Tuesday, August 21, 2007


Also know as: Omaret Yacoubian
In Arabic with English subtitles

Erected in downtown Cairo in 1934, the Yacoubian apartment building was one of the largest, most luxurious edifices of its day. Over the years, however, the building fell into disrepair, and the rooftop dwellings that had been used as servants' quarters were rented out to the destitute and downtrodden. Thus the edifice named for its Armenian builder came to represent a cross-section of Egyptian society.

Pasha was a high rank in the Ottoman Empire, typically granted to governors and generals. Although the word now serves as a non-hereditary title, English speakers have commonly used Pasha as if it formed part of a personal name, as for instance in Zaki Pasha.

LE is the abbreviation for livre Ć©gyptienne, French for Egyptian pound. It is also referred to as EGP. Currently 100 EGP = US$17

A Copt is a native Egyptian Christian. Copts are one of the oldest Christian communities in the Middle East. According to ancient tradition, Saint Mark introduced Christianity to the Egyptians shortly after the ascension of Christ during the reign of the Roman Emperor Nero. Although integrated in the larger Egyptian nation, the Copts have survived as a distinct religious community forming today between 10 and 20 percent of the native population.

Upper Egypt is the narrow strip of land that extends from modern-day Aswan to the area just south of Cairo.

Adel Imam: Zaki Pasha, a wealthy bachelor
Essad Youniss: his sister Dalawt
Khaled El Sawy: Hatem Rasheed, a newspaper editor
Nour El Sherif: Haj Azzam, wealthy owner of an upscale car dealership
Mohamed Imam: Taha El-Shazli, the son of the building’s janitor
Hind Sabry: his girlfriend Buthayna (or is it Bosnaina?)
Bassem Samra: a handsome young soldier
Yousra: Christine, French songstress in an upscale restaurant
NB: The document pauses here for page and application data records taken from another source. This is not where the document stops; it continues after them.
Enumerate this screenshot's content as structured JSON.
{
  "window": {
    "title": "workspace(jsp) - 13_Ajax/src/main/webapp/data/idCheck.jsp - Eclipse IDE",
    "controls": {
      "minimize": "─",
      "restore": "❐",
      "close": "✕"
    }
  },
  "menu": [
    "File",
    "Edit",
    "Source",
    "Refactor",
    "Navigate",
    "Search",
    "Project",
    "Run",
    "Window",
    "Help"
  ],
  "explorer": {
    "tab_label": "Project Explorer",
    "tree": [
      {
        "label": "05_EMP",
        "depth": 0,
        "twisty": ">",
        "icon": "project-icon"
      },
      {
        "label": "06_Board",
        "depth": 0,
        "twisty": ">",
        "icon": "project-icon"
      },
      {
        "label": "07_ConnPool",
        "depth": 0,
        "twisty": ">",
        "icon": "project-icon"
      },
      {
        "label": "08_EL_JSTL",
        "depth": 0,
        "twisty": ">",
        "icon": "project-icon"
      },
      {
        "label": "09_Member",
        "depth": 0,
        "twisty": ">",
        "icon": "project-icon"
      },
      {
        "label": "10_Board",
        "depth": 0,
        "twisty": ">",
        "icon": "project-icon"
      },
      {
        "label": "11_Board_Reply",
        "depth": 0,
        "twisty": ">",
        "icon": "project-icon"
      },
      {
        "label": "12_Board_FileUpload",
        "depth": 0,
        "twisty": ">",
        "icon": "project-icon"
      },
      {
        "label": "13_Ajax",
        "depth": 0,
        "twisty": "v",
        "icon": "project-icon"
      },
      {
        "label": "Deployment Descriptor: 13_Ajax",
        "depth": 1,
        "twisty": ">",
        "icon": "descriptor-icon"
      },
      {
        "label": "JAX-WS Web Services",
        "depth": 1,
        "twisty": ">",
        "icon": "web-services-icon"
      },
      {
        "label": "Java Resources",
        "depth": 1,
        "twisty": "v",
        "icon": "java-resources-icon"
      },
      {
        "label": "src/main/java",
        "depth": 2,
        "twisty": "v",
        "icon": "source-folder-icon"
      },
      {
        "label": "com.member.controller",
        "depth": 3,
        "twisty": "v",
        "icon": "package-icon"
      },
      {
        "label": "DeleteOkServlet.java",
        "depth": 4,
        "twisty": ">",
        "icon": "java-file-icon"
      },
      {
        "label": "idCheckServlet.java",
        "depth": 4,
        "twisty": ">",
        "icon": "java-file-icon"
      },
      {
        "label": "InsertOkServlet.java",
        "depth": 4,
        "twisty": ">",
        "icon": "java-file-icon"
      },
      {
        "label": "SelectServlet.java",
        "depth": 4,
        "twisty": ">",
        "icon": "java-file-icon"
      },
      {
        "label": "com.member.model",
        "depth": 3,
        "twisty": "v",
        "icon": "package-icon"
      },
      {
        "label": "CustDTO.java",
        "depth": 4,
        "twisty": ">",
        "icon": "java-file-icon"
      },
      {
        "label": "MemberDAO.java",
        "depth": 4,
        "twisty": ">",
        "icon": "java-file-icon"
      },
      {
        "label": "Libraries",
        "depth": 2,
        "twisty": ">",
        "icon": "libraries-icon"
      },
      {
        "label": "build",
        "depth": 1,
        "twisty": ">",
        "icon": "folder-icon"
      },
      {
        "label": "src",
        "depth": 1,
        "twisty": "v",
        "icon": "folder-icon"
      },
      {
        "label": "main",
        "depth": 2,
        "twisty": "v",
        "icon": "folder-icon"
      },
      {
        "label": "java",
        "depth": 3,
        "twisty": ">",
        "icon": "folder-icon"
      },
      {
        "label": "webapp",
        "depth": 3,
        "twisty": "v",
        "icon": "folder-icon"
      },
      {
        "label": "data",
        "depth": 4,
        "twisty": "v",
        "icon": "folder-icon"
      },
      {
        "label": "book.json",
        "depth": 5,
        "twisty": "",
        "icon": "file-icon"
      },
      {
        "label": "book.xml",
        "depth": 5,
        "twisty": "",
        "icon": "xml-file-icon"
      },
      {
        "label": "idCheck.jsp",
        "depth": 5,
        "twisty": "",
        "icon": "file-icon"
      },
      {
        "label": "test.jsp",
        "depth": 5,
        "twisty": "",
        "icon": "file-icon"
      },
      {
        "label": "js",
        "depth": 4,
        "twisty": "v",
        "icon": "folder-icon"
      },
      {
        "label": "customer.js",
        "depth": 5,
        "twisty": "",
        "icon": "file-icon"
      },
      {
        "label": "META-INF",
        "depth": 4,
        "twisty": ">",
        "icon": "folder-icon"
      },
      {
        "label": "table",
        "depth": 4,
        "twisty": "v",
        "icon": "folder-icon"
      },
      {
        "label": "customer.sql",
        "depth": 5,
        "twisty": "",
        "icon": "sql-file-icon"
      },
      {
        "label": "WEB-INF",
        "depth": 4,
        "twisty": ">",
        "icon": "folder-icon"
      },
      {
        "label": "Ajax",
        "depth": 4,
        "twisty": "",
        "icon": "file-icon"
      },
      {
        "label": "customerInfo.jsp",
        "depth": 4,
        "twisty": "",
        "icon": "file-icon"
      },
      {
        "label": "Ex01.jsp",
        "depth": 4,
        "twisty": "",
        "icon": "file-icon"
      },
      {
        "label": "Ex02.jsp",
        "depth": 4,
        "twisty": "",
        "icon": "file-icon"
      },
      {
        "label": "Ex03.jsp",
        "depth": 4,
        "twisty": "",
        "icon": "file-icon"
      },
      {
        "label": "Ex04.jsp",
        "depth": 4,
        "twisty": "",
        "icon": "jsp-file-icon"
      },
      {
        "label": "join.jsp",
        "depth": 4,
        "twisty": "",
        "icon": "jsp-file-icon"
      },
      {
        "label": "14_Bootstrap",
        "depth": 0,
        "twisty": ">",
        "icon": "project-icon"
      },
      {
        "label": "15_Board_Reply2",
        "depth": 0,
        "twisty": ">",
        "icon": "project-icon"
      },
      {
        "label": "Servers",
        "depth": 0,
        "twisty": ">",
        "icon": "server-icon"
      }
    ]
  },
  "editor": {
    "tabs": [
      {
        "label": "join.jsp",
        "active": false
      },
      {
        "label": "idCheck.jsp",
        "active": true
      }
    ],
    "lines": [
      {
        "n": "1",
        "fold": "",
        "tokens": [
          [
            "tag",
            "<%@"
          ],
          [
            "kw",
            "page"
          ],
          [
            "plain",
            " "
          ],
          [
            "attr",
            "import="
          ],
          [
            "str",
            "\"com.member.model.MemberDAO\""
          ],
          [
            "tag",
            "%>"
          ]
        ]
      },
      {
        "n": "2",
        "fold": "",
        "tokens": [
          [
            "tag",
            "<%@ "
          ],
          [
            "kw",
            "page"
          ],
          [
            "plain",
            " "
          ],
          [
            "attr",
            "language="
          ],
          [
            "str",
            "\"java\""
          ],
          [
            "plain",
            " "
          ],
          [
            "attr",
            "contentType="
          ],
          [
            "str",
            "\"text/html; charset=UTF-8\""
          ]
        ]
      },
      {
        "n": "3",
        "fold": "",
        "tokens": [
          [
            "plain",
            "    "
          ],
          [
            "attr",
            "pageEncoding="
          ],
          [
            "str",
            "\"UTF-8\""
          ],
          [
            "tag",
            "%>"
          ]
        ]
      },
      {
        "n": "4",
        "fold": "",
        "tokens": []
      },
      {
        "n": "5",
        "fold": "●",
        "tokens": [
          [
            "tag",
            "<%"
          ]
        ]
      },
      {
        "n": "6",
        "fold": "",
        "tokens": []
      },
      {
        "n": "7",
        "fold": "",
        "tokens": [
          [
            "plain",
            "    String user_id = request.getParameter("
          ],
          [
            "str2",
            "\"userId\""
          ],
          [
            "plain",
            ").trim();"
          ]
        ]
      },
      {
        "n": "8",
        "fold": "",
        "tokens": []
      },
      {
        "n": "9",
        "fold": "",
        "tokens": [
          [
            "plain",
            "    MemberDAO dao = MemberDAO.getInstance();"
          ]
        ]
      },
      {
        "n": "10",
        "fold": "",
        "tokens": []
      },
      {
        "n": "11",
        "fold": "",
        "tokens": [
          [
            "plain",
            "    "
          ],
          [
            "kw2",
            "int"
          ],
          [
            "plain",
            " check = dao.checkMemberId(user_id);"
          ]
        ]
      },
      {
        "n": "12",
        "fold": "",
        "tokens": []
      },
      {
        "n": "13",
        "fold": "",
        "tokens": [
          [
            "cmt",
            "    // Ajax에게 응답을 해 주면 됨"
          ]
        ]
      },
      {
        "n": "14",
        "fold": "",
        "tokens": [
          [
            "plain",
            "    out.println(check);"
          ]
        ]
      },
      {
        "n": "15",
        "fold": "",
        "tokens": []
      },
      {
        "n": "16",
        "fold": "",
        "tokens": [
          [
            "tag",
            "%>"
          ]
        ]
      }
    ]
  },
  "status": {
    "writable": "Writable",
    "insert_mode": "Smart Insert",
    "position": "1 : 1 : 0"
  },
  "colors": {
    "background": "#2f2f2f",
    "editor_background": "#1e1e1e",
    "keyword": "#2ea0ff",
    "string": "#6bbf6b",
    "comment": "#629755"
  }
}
The length of the movie (almost 3 hours) will no doubt be a deterrent to many considering going to see this wide-ranging view of secular life in modern-day Cairo. My guess is only those who are native to the country or have visited it (I’ve been twice so I guess I qualify on that count) would have the patience to hang in to the end, as there is no evidence of any attempt at serious editing.

Since the plot involves the lives of the building tenants, there’s always something happening so it jumps from one to another and like any good soap-opera, that keeps your interest high.
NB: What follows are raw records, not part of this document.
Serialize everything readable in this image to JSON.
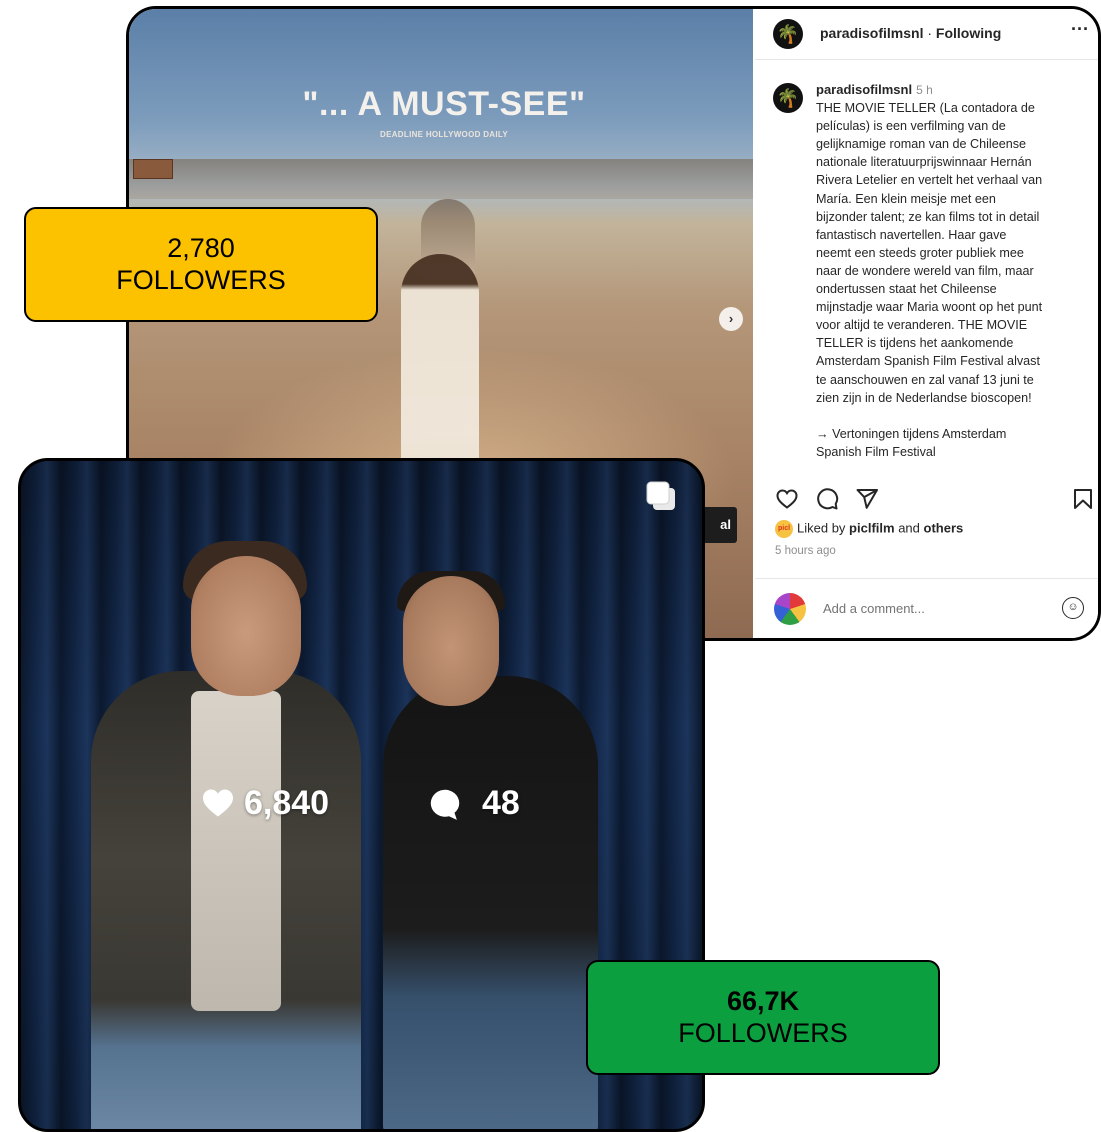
{
  "post": {
    "image": {
      "headline": "\"... A MUST-SEE\"",
      "subhead": "DEADLINE HOLLYWOOD DAILY",
      "label_tag": "al"
    },
    "header": {
      "account": "paradisofilmsnl",
      "separator": "·",
      "following": "Following",
      "more": "···"
    },
    "caption": {
      "user": "paradisofilmsnl",
      "time": "5 h",
      "lines": [
        "THE MOVIE TELLER (La contadora de",
        "películas) is een verfilming van de",
        "gelijknamige roman van de Chileense",
        "nationale literatuurprijswinnaar Hernán",
        "Rivera Letelier en vertelt het verhaal van",
        "María. Een klein meisje met een",
        "bijzonder talent; ze kan films tot in detail",
        "fantastisch navertellen. Haar gave",
        "neemt een steeds groter publiek mee",
        "naar de wondere wereld van film, maar",
        "ondertussen staat het Chileense",
        "mijnstadje waar Maria woont op het punt",
        "voor altijd te veranderen. THE MOVIE",
        "TELLER is tijdens het aankomende",
        "Amsterdam Spanish Film Festival alvast",
        "te aanschouwen en zal vanaf 13 juni te",
        "zien zijn in de Nederlandse bioscopen!"
      ],
      "after_gap": [
        "→ Vertoningen tijdens Amsterdam",
        "Spanish Film Festival"
      ]
    },
    "likes": {
      "badge": "picl",
      "prefix": "Liked by",
      "user": "piclfilm",
      "and": "and",
      "others": "others"
    },
    "timestamp": "5 hours ago",
    "comment_placeholder": "Add a comment..."
  },
  "photo": {
    "likes": "6,840",
    "comments": "48"
  },
  "badges": {
    "yellow": {
      "count": "2,780",
      "word": "FOLLOWERS"
    },
    "green": {
      "count": "66,7K",
      "word": "FOLLOWERS"
    }
  },
  "colors": {
    "yellow_badge": "#fcc200",
    "green_badge": "#0b9f3f"
  },
  "icons": [
    "palm-logo-icon",
    "heart-icon",
    "comment-icon",
    "share-icon",
    "bookmark-icon",
    "emoji-icon",
    "next-arrow-icon",
    "multiple-images-icon"
  ]
}
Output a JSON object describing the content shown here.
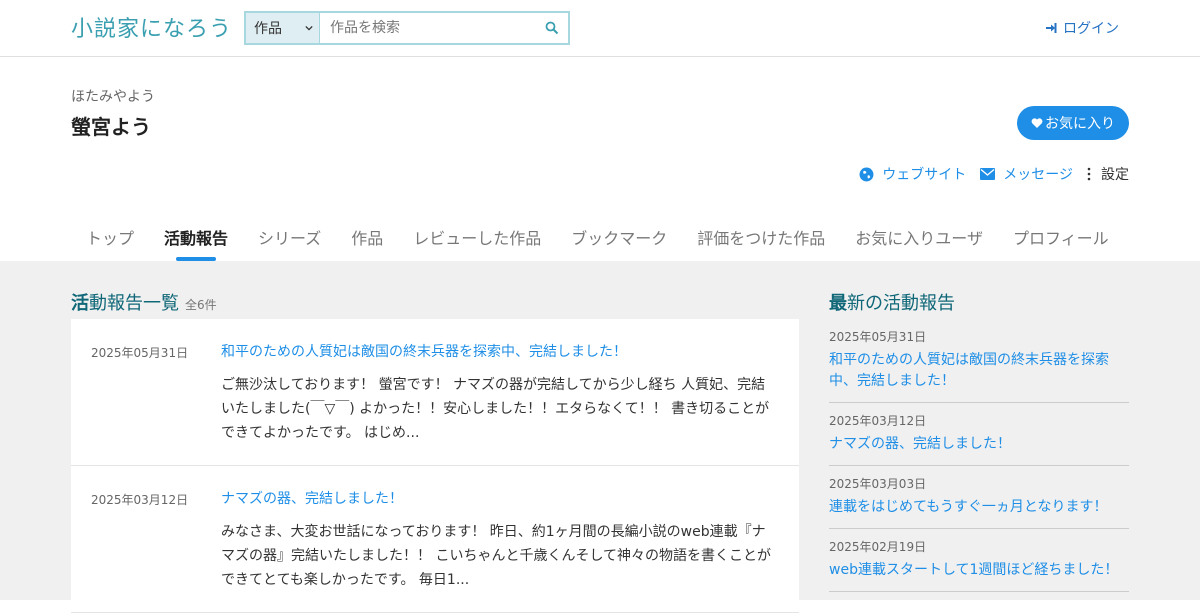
{
  "header": {
    "logo": "小説家になろう",
    "search_category": "作品",
    "search_placeholder": "作品を検索",
    "login_label": "ログイン"
  },
  "profile": {
    "kana": "ほたみやよう",
    "name": "螢宮よう",
    "favorite_label": "お気に入り",
    "website_label": "ウェブサイト",
    "message_label": "メッセージ",
    "settings_label": "設定"
  },
  "tabs": [
    {
      "label": "トップ",
      "active": false
    },
    {
      "label": "活動報告",
      "active": true
    },
    {
      "label": "シリーズ",
      "active": false
    },
    {
      "label": "作品",
      "active": false
    },
    {
      "label": "レビューした作品",
      "active": false
    },
    {
      "label": "ブックマーク",
      "active": false
    },
    {
      "label": "評価をつけた作品",
      "active": false
    },
    {
      "label": "お気に入りユーザ",
      "active": false
    },
    {
      "label": "プロフィール",
      "active": false
    }
  ],
  "reports": {
    "title_first": "活",
    "title_rest": "動報告一覧",
    "count": "全6件",
    "entries": [
      {
        "date": "2025年05月31日",
        "title": "和平のための人質妃は敵国の終末兵器を探索中、完結しました！",
        "text": "ご無沙汰しております！ 螢宮です！ ナマズの器が完結してから少し経ち 人質妃、完結いたしました(￣▽￣) よかった！！安心しました！！エタらなくて！！ 書き切ることができてよかったです。 はじめ..."
      },
      {
        "date": "2025年03月12日",
        "title": "ナマズの器、完結しました！",
        "text": "みなさま、大変お世話になっております！ 昨日、約1ヶ月間の長編小説のweb連載『ナマズの器』完結いたしました！！ こいちゃんと千歳くんそして神々の物語を書くことができてとても楽しかったです。 毎日1..."
      }
    ]
  },
  "sidebar": {
    "title_first": "最",
    "title_rest": "新の活動報告",
    "items": [
      {
        "date": "2025年05月31日",
        "title": "和平のための人質妃は敵国の終末兵器を探索中、完結しました！"
      },
      {
        "date": "2025年03月12日",
        "title": "ナマズの器、完結しました！"
      },
      {
        "date": "2025年03月03日",
        "title": "連載をはじめてもうすぐ一ヵ月となります！"
      },
      {
        "date": "2025年02月19日",
        "title": "web連載スタートして1週間ほど経ちました！"
      }
    ]
  },
  "colors": {
    "accent": "#1e8ee6",
    "heading": "#0f6778",
    "background": "#f0f0f0"
  }
}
for some sexuality and violence.

The soldier is wearing a white T-shirt under his pyjamas but a few minutes later when he removes the top of his pj’s somehow the T-shirt has disappeared.

While Taha is being pursued he exits the park and bangs into a panel truck. The camera view shifts from outside to inside the truck and now he’s at least 10’ away from the truck.

When Zaki and Buthayna are returning one evening to his apartment, although it is quiet dark you can see the name of the building on the left-hand side over the entrance to be the Regent Hotel.

Typically the streets of Cairo are teeming with people, cars, buses, trucks (even donkeys) as would be expected of a large metropolitan city with a population of some 16 million. Personally I’ve never seen a street in Cairo that has that “just washed look” . I think the producers have sanitised the city somewhat.

No comments: